Brett Narloch, Bismarck
It's not a secret that the 2010 election was about one issue: Obamacare. That was the catalyst behind the dozens of tea parties that spontaneously popped up across North Dakota. Thousands of citizens, many of whom had never participated in a political rally before, voiced their opposition to the federal government's radical new approach to health care policy.
Congressman Rick Berg seized upon this concern and defeated an 18-year incumbent, who voted for Obamacare.
Clearly, North Dakotans do not like it.
North Dakotans may get an opportunity to vote on Obamacare themselves. If the North Dakota Legislature puts a state constitutional amendment on the November 2012 ballot, North Dakotans would be able to legally and legitimately eliminate the individual health insurance mandate. It's a very exciting thought. Arizona and Oklahoma have already passed their own amendments.
Very simply, the Health Care Freedom Act would amend the North Dakota Constitution to protect each individual's right to participate in whichever health care system they choose or if they want to participate in any system at all.

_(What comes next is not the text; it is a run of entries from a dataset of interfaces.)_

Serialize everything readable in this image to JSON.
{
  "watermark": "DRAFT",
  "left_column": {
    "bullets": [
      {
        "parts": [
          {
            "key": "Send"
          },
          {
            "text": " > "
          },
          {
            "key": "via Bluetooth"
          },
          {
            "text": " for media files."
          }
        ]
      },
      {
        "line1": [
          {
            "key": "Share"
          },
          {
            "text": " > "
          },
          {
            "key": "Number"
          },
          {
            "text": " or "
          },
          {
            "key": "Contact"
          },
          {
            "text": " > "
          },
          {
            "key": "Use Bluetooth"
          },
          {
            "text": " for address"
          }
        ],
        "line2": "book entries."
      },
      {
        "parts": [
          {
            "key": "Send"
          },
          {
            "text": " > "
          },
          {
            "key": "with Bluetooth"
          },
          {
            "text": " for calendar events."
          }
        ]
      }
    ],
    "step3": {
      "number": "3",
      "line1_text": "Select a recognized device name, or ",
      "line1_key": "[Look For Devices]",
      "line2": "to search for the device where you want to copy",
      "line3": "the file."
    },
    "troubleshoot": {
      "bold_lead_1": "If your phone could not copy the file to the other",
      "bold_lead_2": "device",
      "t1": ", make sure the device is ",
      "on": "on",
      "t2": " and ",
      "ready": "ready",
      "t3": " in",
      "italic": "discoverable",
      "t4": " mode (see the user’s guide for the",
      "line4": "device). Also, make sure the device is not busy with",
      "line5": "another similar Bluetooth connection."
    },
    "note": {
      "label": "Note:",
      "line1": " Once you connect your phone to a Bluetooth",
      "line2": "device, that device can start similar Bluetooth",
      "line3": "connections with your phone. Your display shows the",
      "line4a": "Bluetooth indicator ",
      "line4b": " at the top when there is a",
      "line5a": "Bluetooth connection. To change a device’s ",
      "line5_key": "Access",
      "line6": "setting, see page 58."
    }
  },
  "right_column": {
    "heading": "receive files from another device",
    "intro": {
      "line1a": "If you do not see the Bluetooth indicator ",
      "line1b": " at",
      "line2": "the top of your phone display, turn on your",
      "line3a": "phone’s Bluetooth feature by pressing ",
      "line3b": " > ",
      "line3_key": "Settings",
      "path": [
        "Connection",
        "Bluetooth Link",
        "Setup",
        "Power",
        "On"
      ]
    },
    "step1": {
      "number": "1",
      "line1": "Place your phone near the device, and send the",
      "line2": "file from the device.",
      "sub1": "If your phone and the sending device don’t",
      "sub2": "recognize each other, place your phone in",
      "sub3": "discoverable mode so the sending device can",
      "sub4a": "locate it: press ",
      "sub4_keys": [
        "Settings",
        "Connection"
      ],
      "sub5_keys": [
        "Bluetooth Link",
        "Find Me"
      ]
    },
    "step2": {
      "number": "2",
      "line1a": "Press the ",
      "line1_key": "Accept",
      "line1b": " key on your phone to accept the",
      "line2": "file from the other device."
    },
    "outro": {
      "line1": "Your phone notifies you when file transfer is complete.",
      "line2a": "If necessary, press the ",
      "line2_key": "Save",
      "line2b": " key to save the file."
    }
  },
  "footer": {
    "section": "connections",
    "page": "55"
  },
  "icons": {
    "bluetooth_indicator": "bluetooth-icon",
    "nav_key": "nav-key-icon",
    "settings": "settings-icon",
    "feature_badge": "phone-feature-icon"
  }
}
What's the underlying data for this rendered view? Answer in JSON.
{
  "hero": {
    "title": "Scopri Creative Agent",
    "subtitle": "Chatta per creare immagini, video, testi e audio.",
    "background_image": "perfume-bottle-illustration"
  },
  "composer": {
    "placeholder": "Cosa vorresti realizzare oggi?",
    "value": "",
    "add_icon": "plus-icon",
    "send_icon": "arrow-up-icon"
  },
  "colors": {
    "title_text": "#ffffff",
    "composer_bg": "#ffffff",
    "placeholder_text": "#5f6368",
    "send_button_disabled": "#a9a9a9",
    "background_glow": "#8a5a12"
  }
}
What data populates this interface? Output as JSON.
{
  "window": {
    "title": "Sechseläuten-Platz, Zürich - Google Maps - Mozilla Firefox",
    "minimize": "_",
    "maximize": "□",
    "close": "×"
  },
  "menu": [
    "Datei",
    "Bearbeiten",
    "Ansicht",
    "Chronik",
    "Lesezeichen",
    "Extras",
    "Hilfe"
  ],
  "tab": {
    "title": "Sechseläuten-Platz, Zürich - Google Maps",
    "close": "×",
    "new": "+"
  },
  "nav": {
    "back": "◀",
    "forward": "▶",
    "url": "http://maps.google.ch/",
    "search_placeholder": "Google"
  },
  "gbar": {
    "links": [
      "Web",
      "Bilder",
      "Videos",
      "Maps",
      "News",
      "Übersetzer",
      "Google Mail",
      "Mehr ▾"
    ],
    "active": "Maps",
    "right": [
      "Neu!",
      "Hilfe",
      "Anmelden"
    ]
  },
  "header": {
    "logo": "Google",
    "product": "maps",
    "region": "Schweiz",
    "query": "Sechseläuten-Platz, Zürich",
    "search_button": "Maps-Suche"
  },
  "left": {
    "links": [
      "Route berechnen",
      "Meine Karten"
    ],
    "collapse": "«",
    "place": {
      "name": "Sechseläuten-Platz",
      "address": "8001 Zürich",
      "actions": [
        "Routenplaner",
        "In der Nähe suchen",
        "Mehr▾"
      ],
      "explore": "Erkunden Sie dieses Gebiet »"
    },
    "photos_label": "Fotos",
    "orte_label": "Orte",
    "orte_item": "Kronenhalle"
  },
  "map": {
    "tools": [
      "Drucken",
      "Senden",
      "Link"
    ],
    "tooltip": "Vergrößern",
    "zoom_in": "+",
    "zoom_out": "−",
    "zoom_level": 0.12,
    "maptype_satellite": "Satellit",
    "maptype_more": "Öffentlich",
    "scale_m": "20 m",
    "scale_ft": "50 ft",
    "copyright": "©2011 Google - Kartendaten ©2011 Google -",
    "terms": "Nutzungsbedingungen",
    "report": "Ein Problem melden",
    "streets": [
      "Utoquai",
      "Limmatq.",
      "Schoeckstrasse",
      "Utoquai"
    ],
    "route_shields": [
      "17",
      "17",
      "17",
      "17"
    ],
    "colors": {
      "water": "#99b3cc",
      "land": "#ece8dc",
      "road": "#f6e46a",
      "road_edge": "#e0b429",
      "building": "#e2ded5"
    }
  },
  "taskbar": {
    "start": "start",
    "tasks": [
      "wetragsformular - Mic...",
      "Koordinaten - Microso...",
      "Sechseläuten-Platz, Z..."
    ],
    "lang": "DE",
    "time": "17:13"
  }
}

Yes, the features of Obamacare if the U.S. Supreme Court says it is the law of the land that some North Dakotans may like would still be available to them. But this ensures that those who do not wish to participate in it do not have to.
But for those of us who believe it is a dramatic overreach by the federal government, there is a remedy. North Dakota Attorney General Wayne Stenehjem joined the Florida case with a group of other states who declared the health insurance mandate to be unconstitutional. But in order for him to continue to have standing in that case, some experts say that North Dakota may have to pass the Health Care Freedom Act.
Giving North Dakotans the opportunity to keep health care policy a state issue, the ability to make their own decisions about their health care, and general health care freedom require North Dakota to pass the Health Care Freedom Act.
If only the Legislature puts it on the ballot.
(Narloch is executive director of the North Dakota Policy Council.)